In 1989, a new series was introduced with better security features and colors.

In 1998, another more high tech series was introduced with a more practical, ergonomic design. This series later saw an additional 500 rupees note first introduced in 2005.

SCR banknotes pictures gallery

10 Seychelles rupee
Banknote of 10 Seychelles rupee has dimensions 150×75 mm and main colors are manatee, cadet grey, wild blue yonder, pastel blue, platinum, pale spring bud, timberwolf and splashed white. The banknote of 10 Seychelles rupee was issued in 2010.
10 Seychelles rupee (Obverse)
Obverse side of the 10 Seychelles rupee is showing the Coco-de-mer palm.
10 Seychelles rupee (Reverse)
Reverse side of the 10 Seychelles rupee is showing the Hawksbill turtle.

25 Seychelles rupee
Banknote of 25 Seychelles rupee has dimensions 150×75 mm and main colors are turkish rose, pale chestnut, pearl, old lavender, light slate gray, pale silver, timberwolf, white and pale silver. The banknote of 25 Seychelles rupee was issued in 2010.
25 Seychelles rupee (Obverse)
Obverse side of the 25 Seychelles rupee is showing the gardenia flower.
25 Seychelles rupee (Reverse)
Reverse side of the 25 Seychelles rupee is showing the Blue Pigeon, Coconut Crab and Bi Centenary Monument.

50 Seychelles rupee
Banknote of 50 Seychelles rupee has dimensions 150×75 mm and main colors are pale silver, pastel gray, khaki, gray, pearl, isabelline, gainsboro and dark gray. The banknote of 50 Seychelles rupee was issued in 2011.
50 Seychelles rupee (Obverse)
Obverse side of the 50 Seychelles rupee is showing the Coat of arms, the map, the angelfish, paille en queue orchids, a turtle and swordfish.
50 Seychelles rupee (Reverse)
Reverse side of the 50 Seychelles rupee is showing the cowrie shells, the cars, the clock tower in Victoria, an yellowfin tuna fish and the tiomitio bird.

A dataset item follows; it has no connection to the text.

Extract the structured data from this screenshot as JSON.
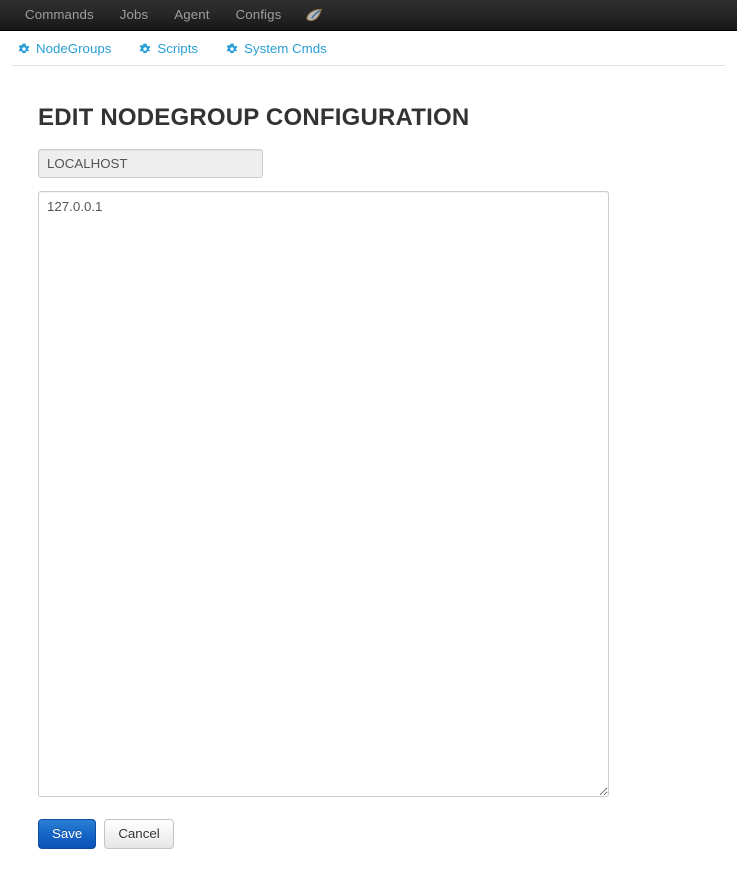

100 Seychelles rupee
Banknote of 100 Seychelles rupee has dimensions 150×75 mm and main colors are candy pink, dark terra cotta, fuzzy wuzzy, pale carmine, wheat, pastel gray, timberwolf, desert sand and white smoke. The banknote of 100 Seychelles rupee was issued in 2011.
100 Seychelles rupee (Obverse)
Obverse side of the 100 Seychelles rupee is showing the pitcher plant and Vielle Babone Cecile.
100 Seychelles rupee (Reverse)
Reverse side of the 100 Seychelles rupee is showing the large land tortoise and bridled tern.

500 Seychelles rupee
Banknote of 500 Seychelles rupee has dimensions 150×75 mm and main colors are umber, bole, auburn, raw umber, copper, tan, wheat, pearl, taupe and floral white. The banknote of 500 Seychelles rupee was issued in 2011.
500 Seychelles rupee (Obverse)
Obverse side of the 500 Seychelles rupee is showing the Coco-de-mer palm.
500 Seychelles rupee (Reverse)
Reverse side of the 500 Seychelles rupee is showing the Central Bank of Seychelles building (Victoria), a man with fish and an owl.

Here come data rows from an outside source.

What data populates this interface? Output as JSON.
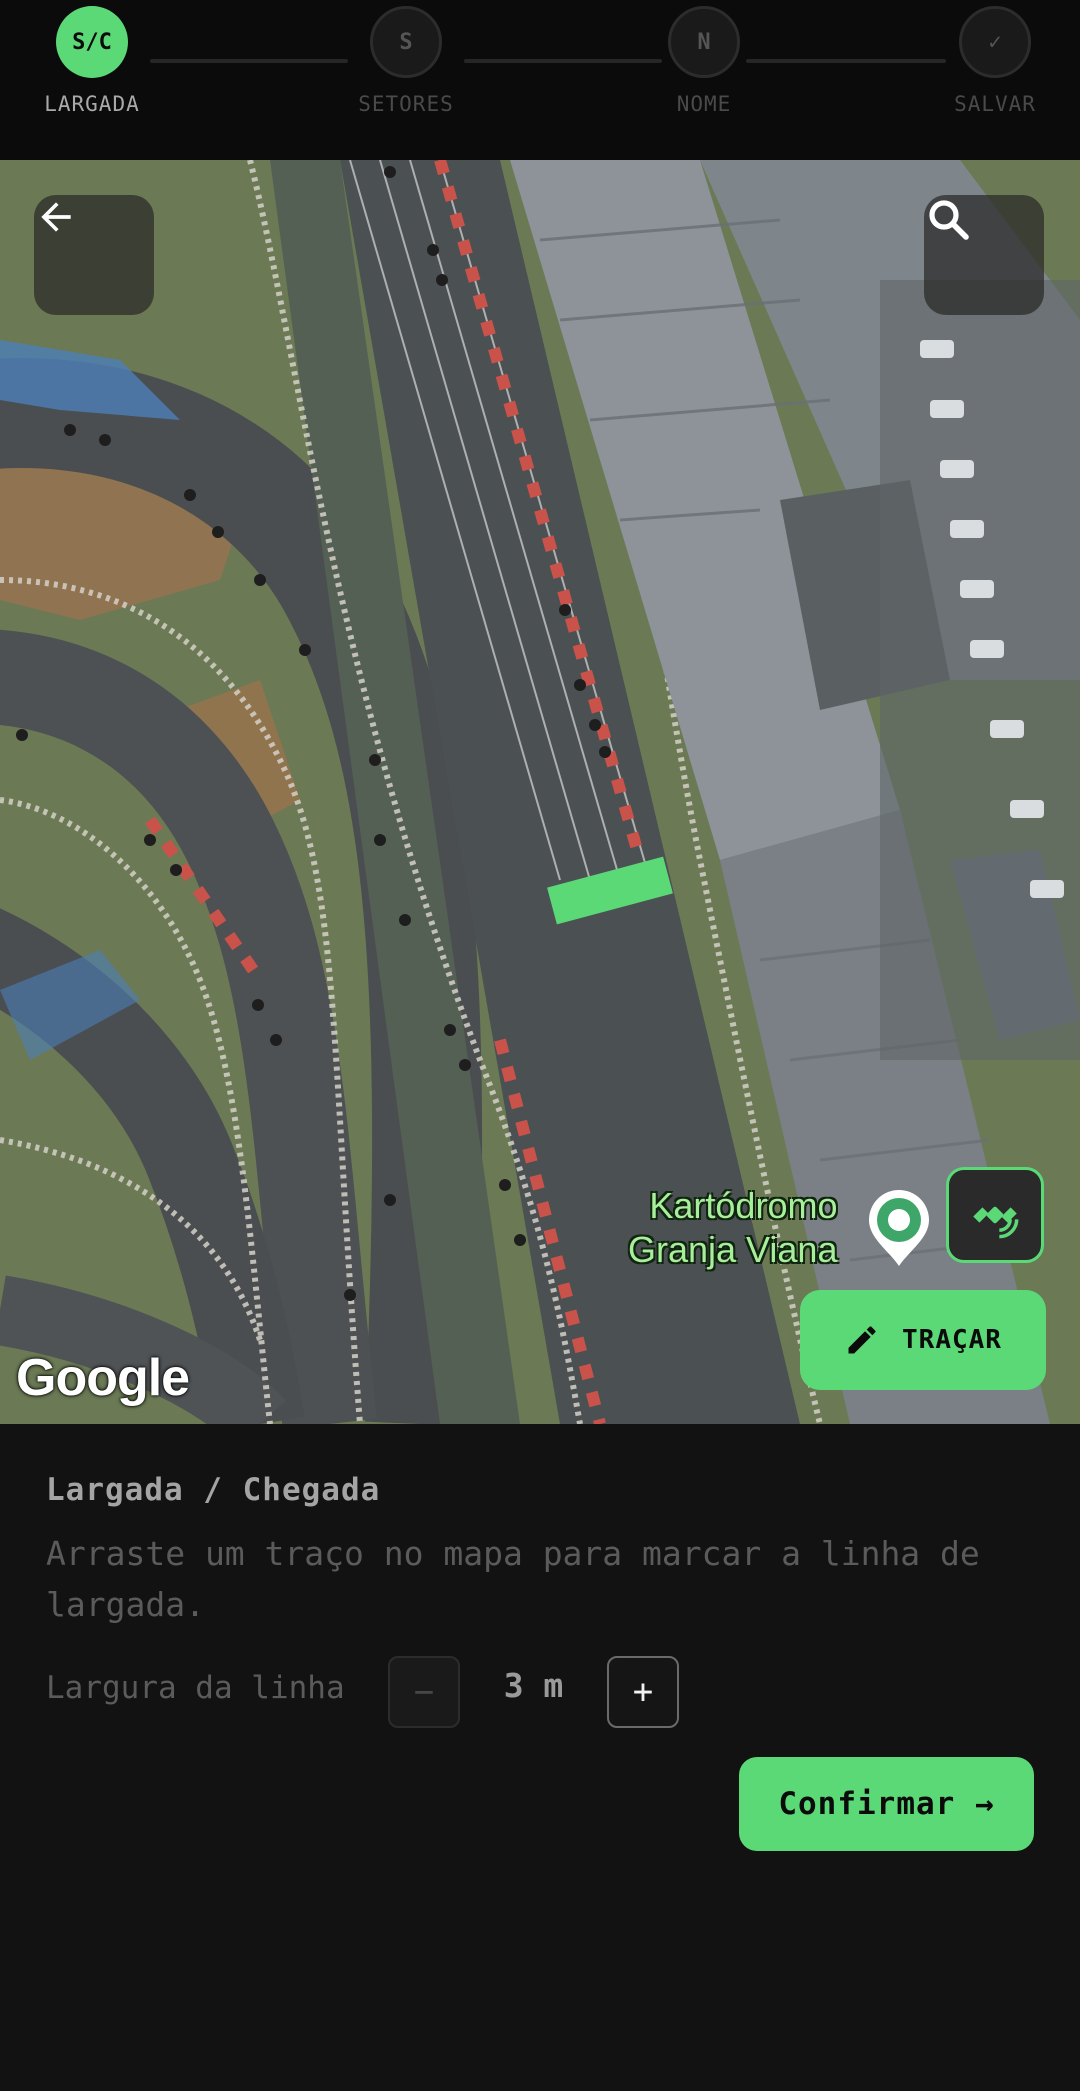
{
  "stepper": {
    "steps": [
      {
        "code": "S/C",
        "label": "LARGADA",
        "state": "active"
      },
      {
        "code": "S",
        "label": "SETORES",
        "state": "pending"
      },
      {
        "code": "N",
        "label": "NOME",
        "state": "pending"
      },
      {
        "code": "✓",
        "label": "SALVAR",
        "state": "pending"
      }
    ]
  },
  "map": {
    "back_icon": "arrow-left-icon",
    "search_icon": "search-icon",
    "place_name_line1": "Kartódromo",
    "place_name_line2": "Granja Viana",
    "pin_icon": "map-pin-icon",
    "satellite_icon": "satellite-icon",
    "draw_button": {
      "icon": "pencil-icon",
      "label": "TRAÇAR"
    },
    "attribution": "Google",
    "line_color": "#5cd977"
  },
  "panel": {
    "title": "Largada / Chegada",
    "description": "Arraste um traço no mapa para marcar a linha de largada.",
    "width_label": "Largura da linha",
    "decrement_label": "−",
    "width_value": "3 m",
    "increment_label": "+",
    "confirm_label": "Confirmar →"
  },
  "colors": {
    "accent": "#5cd977",
    "background": "#121212",
    "header": "#0b0b0b"
  }
}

Useful links

About Central Bank of Seychelles:
Central Bank of Seychelles
List of currencies:
Security and design features of SCR banknotes:
SCR banknotes
SCR currency on Wikipedia:
Seychelles rupee
Official Website of Central Bank of Seychelles:
Commemorative coins:
Commemorative Coins